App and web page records
________________________________________

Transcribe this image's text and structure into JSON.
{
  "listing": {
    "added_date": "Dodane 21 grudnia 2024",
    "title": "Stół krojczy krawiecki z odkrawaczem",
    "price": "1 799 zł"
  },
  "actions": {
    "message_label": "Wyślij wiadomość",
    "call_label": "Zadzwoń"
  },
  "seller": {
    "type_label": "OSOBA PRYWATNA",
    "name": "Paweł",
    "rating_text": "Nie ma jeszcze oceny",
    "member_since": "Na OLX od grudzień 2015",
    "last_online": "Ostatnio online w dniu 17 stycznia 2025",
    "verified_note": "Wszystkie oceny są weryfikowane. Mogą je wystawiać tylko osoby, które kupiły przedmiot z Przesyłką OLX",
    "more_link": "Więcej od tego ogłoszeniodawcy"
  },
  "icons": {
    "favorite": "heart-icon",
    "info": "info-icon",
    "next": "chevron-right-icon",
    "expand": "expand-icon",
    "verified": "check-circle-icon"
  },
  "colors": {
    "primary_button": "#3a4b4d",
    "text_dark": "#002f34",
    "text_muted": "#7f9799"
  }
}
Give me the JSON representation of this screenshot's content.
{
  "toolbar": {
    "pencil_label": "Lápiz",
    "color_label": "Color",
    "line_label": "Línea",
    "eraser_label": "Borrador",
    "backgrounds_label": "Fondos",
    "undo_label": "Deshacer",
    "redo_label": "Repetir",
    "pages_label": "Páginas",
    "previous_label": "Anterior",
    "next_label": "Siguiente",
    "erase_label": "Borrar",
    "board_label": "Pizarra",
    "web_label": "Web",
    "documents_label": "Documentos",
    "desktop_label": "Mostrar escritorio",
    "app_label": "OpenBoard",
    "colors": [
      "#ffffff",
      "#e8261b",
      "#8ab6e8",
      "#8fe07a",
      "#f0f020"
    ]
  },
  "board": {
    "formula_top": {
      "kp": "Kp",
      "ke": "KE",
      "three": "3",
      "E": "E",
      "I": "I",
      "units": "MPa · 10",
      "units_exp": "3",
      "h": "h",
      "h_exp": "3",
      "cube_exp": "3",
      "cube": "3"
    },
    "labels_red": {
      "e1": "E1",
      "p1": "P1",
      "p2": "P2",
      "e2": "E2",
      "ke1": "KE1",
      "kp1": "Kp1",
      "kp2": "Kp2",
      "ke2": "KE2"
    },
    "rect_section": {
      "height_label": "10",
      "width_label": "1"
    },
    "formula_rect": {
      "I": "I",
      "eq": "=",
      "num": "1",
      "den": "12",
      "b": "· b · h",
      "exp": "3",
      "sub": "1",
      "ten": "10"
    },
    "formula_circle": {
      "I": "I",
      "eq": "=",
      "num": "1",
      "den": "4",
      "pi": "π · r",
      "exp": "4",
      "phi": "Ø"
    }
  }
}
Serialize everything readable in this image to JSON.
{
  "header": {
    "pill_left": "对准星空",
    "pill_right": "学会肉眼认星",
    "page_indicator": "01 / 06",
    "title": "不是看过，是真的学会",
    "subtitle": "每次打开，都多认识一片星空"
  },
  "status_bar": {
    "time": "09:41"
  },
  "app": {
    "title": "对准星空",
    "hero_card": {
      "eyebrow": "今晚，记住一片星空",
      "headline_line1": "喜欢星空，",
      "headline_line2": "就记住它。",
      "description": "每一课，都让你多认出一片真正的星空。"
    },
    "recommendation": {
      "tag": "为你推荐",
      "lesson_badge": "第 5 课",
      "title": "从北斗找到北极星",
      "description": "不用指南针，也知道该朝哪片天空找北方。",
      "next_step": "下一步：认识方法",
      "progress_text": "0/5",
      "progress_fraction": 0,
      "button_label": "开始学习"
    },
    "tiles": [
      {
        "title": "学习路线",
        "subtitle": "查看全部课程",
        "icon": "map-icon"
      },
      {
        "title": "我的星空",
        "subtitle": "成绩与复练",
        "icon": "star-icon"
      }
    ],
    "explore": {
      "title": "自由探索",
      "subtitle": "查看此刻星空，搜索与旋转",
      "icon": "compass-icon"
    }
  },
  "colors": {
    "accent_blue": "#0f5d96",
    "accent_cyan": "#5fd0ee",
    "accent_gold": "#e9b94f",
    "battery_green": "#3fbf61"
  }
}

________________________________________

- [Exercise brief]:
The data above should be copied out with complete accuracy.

- [Solution]:
Transcribe this image's text and structure into JSON.
{
  "listing": {
    "added_date": "Dodane 21 grudnia 2024",
    "title": "Stół krojczy krawiecki z odkrawaczem",
    "price": "1 799 zł"
  },
  "actions": {
    "message_label": "Wyślij wiadomość",
    "call_label": "Zadzwoń"
  },
  "seller": {
    "type_label": "OSOBA PRYWATNA",
    "name": "Paweł",
    "rating_text": "Nie ma jeszcze oceny",
    "member_since": "Na OLX od grudzień 2015",
    "last_online": "Ostatnio online w dniu 17 stycznia 2025",
    "verified_note": "Wszystkie oceny są weryfikowane. Mogą je wystawiać tylko osoby, które kupiły przedmiot z Przesyłką OLX",
    "more_link": "Więcej od tego ogłoszeniodawcy"
  },
  "icons": {
    "favorite": "heart-icon",
    "info": "info-icon",
    "next": "chevron-right-icon",
    "expand": "expand-icon",
    "verified": "check-circle-icon"
  },
  "colors": {
    "primary_button": "#3a4b4d",
    "text_dark": "#002f34",
    "text_muted": "#7f9799"
  }
}
Give me the JSON representation of this screenshot's content.
{
  "toolbar": {
    "pencil_label": "Lápiz",
    "color_label": "Color",
    "line_label": "Línea",
    "eraser_label": "Borrador",
    "backgrounds_label": "Fondos",
    "undo_label": "Deshacer",
    "redo_label": "Repetir",
    "pages_label": "Páginas",
    "previous_label": "Anterior",
    "next_label": "Siguiente",
    "erase_label": "Borrar",
    "board_label": "Pizarra",
    "web_label": "Web",
    "documents_label": "Documentos",
    "desktop_label": "Mostrar escritorio",
    "app_label": "OpenBoard",
    "colors": [
      "#ffffff",
      "#e8261b",
      "#8ab6e8",
      "#8fe07a",
      "#f0f020"
    ]
  },
  "board": {
    "formula_top": {
      "kp": "Kp",
      "ke": "KE",
      "three": "3",
      "E": "E",
      "I": "I",
      "units": "MPa · 10",
      "units_exp": "3",
      "h": "h",
      "h_exp": "3",
      "cube_exp": "3",
      "cube": "3"
    },
    "labels_red": {
      "e1": "E1",
      "p1": "P1",
      "p2": "P2",
      "e2": "E2",
      "ke1": "KE1",
      "kp1": "Kp1",
      "kp2": "Kp2",
      "ke2": "KE2"
    },
    "rect_section": {
      "height_label": "10",
      "width_label": "1"
    },
    "formula_rect": {
      "I": "I",
      "eq": "=",
      "num": "1",
      "den": "12",
      "b": "· b · h",
      "exp": "3",
      "sub": "1",
      "ten": "10"
    },
    "formula_circle": {
      "I": "I",
      "eq": "=",
      "num": "1",
      "den": "4",
      "pi": "π · r",
      "exp": "4",
      "phi": "Ø"
    }
  }
}
Serialize everything readable in this image to JSON.
{
  "header": {
    "pill_left": "对准星空",
    "pill_right": "学会肉眼认星",
    "page_indicator": "01 / 06",
    "title": "不是看过，是真的学会",
    "subtitle": "每次打开，都多认识一片星空"
  },
  "status_bar": {
    "time": "09:41"
  },
  "app": {
    "title": "对准星空",
    "hero_card": {
      "eyebrow": "今晚，记住一片星空",
      "headline_line1": "喜欢星空，",
      "headline_line2": "就记住它。",
      "description": "每一课，都让你多认出一片真正的星空。"
    },
    "recommendation": {
      "tag": "为你推荐",
      "lesson_badge": "第 5 课",
      "title": "从北斗找到北极星",
      "description": "不用指南针，也知道该朝哪片天空找北方。",
      "next_step": "下一步：认识方法",
      "progress_text": "0/5",
      "progress_fraction": 0,
      "button_label": "开始学习"
    },
    "tiles": [
      {
        "title": "学习路线",
        "subtitle": "查看全部课程",
        "icon": "map-icon"
      },
      {
        "title": "我的星空",
        "subtitle": "成绩与复练",
        "icon": "star-icon"
      }
    ],
    "explore": {
      "title": "自由探索",
      "subtitle": "查看此刻星空，搜索与旋转",
      "icon": "compass-icon"
    }
  },
  "colors": {
    "accent_blue": "#0f5d96",
    "accent_cyan": "#5fd0ee",
    "accent_gold": "#e9b94f",
    "battery_green": "#3fbf61"
  }
}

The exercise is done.